Whenever a line in the entries includes the word "icon", copy that line out.

[Data about app and page elements]
########

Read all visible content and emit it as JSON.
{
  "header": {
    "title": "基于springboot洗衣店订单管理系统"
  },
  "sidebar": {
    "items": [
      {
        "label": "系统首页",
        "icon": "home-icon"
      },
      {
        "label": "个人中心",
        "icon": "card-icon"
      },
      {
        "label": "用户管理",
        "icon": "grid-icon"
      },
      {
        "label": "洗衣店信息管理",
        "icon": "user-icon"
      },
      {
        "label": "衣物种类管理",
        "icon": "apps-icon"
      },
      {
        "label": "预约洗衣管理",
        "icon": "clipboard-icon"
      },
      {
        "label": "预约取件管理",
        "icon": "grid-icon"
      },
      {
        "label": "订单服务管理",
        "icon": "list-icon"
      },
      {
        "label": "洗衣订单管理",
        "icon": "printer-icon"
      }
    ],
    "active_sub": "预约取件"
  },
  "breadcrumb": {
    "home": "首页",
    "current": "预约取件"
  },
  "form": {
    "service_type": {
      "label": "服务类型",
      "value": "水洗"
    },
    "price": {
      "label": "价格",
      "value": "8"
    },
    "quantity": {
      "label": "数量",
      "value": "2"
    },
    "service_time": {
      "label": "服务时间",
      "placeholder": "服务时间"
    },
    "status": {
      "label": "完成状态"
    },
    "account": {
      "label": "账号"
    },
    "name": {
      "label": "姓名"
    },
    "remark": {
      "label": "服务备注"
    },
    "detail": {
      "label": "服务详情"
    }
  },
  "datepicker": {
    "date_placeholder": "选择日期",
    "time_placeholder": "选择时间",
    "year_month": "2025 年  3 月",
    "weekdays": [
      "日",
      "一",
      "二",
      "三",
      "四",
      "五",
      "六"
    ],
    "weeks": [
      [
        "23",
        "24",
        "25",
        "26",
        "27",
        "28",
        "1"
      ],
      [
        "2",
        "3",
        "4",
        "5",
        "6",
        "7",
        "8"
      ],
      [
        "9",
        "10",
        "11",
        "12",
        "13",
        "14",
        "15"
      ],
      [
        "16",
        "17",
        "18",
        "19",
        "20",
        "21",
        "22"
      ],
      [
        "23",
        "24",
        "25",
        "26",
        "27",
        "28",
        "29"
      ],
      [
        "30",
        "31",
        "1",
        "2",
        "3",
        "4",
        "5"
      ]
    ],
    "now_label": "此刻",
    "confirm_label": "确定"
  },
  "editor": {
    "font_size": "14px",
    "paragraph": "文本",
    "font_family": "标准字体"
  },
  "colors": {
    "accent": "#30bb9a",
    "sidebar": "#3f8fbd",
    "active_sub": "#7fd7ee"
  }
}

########

» Expected answer:
        "icon": "home-icon"
        "icon": "card-icon"
        "icon": "grid-icon"
        "icon": "user-icon"
        "icon": "apps-icon"
        "icon": "clipboard-icon"
        "icon": "grid-icon"
        "icon": "list-icon"
        "icon": "printer-icon"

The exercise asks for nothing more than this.